» Problem to solve
Retype all of the data without changing a single word.

» Source data
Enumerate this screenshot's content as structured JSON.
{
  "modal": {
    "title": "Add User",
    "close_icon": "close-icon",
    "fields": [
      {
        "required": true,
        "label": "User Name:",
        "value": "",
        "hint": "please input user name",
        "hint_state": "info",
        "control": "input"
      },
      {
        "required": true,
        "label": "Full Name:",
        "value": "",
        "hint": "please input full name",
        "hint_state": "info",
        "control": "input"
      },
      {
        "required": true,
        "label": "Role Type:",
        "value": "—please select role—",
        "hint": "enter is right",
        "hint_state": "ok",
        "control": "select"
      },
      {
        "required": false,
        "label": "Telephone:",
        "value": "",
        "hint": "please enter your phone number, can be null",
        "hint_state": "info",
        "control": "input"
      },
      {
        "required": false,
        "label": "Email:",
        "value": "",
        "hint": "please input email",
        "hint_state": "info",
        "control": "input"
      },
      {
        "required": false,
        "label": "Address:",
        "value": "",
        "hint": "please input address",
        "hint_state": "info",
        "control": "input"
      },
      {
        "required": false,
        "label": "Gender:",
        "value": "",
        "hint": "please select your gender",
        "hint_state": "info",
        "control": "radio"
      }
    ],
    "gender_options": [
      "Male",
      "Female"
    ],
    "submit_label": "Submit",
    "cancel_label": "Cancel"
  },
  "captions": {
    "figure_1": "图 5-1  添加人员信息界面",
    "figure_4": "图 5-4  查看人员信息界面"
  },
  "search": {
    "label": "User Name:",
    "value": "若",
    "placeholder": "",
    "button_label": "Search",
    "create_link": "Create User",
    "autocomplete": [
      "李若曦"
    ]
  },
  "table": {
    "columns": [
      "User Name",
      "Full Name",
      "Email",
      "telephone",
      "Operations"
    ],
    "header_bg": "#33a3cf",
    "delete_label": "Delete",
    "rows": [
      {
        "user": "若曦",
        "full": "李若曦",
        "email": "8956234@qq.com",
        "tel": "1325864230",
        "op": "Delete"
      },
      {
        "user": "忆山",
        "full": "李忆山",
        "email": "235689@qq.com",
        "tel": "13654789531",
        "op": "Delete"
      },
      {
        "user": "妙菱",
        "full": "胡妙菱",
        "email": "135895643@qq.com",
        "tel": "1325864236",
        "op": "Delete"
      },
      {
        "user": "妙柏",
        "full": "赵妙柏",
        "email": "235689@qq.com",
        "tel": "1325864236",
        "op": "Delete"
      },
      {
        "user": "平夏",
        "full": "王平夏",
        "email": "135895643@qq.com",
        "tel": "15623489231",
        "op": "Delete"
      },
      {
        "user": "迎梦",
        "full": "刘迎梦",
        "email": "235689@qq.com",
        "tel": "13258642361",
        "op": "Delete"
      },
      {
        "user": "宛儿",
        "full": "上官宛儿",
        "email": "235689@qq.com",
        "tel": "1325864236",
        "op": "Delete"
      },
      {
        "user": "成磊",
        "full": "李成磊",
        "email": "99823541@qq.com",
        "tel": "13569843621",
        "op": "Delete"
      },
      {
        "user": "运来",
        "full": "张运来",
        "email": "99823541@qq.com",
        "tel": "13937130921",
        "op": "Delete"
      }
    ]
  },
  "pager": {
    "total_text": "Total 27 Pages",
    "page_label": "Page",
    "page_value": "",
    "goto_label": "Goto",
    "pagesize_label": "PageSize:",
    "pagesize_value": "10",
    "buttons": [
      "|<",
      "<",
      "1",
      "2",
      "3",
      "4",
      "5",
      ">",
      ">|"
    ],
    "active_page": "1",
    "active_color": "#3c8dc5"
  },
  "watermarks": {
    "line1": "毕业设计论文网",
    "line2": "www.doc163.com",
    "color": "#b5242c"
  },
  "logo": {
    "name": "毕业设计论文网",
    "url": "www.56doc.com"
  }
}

» Solution to this problem
Enumerate this screenshot's content as structured JSON.
{
  "modal": {
    "title": "Add User",
    "close_icon": "close-icon",
    "fields": [
      {
        "required": true,
        "label": "User Name:",
        "value": "",
        "hint": "please input user name",
        "hint_state": "info",
        "control": "input"
      },
      {
        "required": true,
        "label": "Full Name:",
        "value": "",
        "hint": "please input full name",
        "hint_state": "info",
        "control": "input"
      },
      {
        "required": true,
        "label": "Role Type:",
        "value": "—please select role—",
        "hint": "enter is right",
        "hint_state": "ok",
        "control": "select"
      },
      {
        "required": false,
        "label": "Telephone:",
        "value": "",
        "hint": "please enter your phone number, can be null",
        "hint_state": "info",
        "control": "input"
      },
      {
        "required": false,
        "label": "Email:",
        "value": "",
        "hint": "please input email",
        "hint_state": "info",
        "control": "input"
      },
      {
        "required": false,
        "label": "Address:",
        "value": "",
        "hint": "please input address",
        "hint_state": "info",
        "control": "input"
      },
      {
        "required": false,
        "label": "Gender:",
        "value": "",
        "hint": "please select your gender",
        "hint_state": "info",
        "control": "radio"
      }
    ],
    "gender_options": [
      "Male",
      "Female"
    ],
    "submit_label": "Submit",
    "cancel_label": "Cancel"
  },
  "captions": {
    "figure_1": "图 5-1  添加人员信息界面",
    "figure_4": "图 5-4  查看人员信息界面"
  },
  "search": {
    "label": "User Name:",
    "value": "若",
    "placeholder": "",
    "button_label": "Search",
    "create_link": "Create User",
    "autocomplete": [
      "李若曦"
    ]
  },
  "table": {
    "columns": [
      "User Name",
      "Full Name",
      "Email",
      "telephone",
      "Operations"
    ],
    "header_bg": "#33a3cf",
    "delete_label": "Delete",
    "rows": [
      {
        "user": "若曦",
        "full": "李若曦",
        "email": "8956234@qq.com",
        "tel": "1325864230",
        "op": "Delete"
      },
      {
        "user": "忆山",
        "full": "李忆山",
        "email": "235689@qq.com",
        "tel": "13654789531",
        "op": "Delete"
      },
      {
        "user": "妙菱",
        "full": "胡妙菱",
        "email": "135895643@qq.com",
        "tel": "1325864236",
        "op": "Delete"
      },
      {
        "user": "妙柏",
        "full": "赵妙柏",
        "email": "235689@qq.com",
        "tel": "1325864236",
        "op": "Delete"
      },
      {
        "user": "平夏",
        "full": "王平夏",
        "email": "135895643@qq.com",
        "tel": "15623489231",
        "op": "Delete"
      },
      {
        "user": "迎梦",
        "full": "刘迎梦",
        "email": "235689@qq.com",
        "tel": "13258642361",
        "op": "Delete"
      },
      {
        "user": "宛儿",
        "full": "上官宛儿",
        "email": "235689@qq.com",
        "tel": "1325864236",
        "op": "Delete"
      },
      {
        "user": "成磊",
        "full": "李成磊",
        "email": "99823541@qq.com",
        "tel": "13569843621",
        "op": "Delete"
      },
      {
        "user": "运来",
        "full": "张运来",
        "email": "99823541@qq.com",
        "tel": "13937130921",
        "op": "Delete"
      }
    ]
  },
  "pager": {
    "total_text": "Total 27 Pages",
    "page_label": "Page",
    "page_value": "",
    "goto_label": "Goto",
    "pagesize_label": "PageSize:",
    "pagesize_value": "10",
    "buttons": [
      "|<",
      "<",
      "1",
      "2",
      "3",
      "4",
      "5",
      ">",
      ">|"
    ],
    "active_page": "1",
    "active_color": "#3c8dc5"
  },
  "watermarks": {
    "line1": "毕业设计论文网",
    "line2": "www.doc163.com",
    "color": "#b5242c"
  },
  "logo": {
    "name": "毕业设计论文网",
    "url": "www.56doc.com"
  }
}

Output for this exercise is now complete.